A decision posted Tuesday by the Office of the Comptroller General could complicate the government’s goal of saving billions of dollars by consolidating contracts for mobile phone services.
The General Services Administration failed to prove that several vendor requirements it included in its Wireless Federal Strategic Sourcing Initiative were standard fare in commercial contracts, the Government Accountability Office said.Those included requirements to allow agencies to pool cellphone minutes to avoid overage charges and to turn off international roaming charges for federal customers working near the Mexican and Canadian borders.
The decision is not binding for GSA, which could choose to move forward with its solicitation as written. As of 5:30 p.m. Tuesday, GSA had not told Nextgov whether it planned to reissue the procurement.The wireless initiative, similar to other GSA schedules, is aimed at compiling a list of go-to vendors that federal agencies can purchase wireless services from at fixed rates without negotiating one-off contracts. Those services include buying smartphones, cellphones and tablets, as well as service and data plans and other infrastructure such as security services.
Federal Chief Information Officer Steven VanRoekel has ordered agencies to consolidate as much of their information technology spending as possible, including wireless services, as part of his Federal Digital Strategy.The Agriculture Department, which was an early adopter of consolidating its wireless services, is saving roughly $400,000 per month from the effort. Delays in implementing GSA’s wireless schedule could severely restrict other agencies’ ability to achieve similar savings.

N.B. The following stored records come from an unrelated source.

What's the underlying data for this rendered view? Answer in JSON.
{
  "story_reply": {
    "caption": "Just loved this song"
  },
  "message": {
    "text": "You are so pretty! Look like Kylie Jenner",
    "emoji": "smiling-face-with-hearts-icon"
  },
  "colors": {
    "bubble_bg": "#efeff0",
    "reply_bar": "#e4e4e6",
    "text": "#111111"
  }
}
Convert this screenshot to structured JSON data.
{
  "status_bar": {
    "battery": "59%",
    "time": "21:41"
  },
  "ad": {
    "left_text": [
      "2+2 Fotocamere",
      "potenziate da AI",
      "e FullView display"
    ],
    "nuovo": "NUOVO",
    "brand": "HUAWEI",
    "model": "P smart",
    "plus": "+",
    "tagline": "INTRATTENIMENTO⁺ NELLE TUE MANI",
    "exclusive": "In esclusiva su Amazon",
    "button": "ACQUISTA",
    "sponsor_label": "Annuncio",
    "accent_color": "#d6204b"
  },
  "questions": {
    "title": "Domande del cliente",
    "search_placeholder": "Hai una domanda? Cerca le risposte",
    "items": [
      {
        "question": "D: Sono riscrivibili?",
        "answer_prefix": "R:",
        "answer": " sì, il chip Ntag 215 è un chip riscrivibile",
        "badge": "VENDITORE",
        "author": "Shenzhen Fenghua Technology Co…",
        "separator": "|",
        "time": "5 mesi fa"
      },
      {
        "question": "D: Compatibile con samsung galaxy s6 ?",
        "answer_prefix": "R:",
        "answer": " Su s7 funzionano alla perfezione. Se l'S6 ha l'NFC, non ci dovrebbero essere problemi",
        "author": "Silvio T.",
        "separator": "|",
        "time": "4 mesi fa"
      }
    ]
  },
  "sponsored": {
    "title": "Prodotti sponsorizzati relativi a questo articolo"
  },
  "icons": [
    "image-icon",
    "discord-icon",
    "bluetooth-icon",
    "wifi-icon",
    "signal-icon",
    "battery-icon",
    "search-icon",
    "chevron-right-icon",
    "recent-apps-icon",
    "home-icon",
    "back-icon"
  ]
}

Tuesday’s decision followed a protest from wireless provider Verizon. In addition to its pooling and roaming complaints, Verizon said GSA went outside common commercial practices with two other provisions.One of those provisions required vendors that offer one government customer a discount price of 10 percent or more below the blanket purchase agreement to match that price for other government customers. The other provision required vendors to match the blanket purchase agreement price for any customer that is eligible to purchase wireless services under the agreement but had purchased those services in some other way.
The comptroller general agreed with Verizon that GSA had not sufficiently proved those provisions were common in commercial contracts and recommended GSA reimburse Verizon the cost of its protest.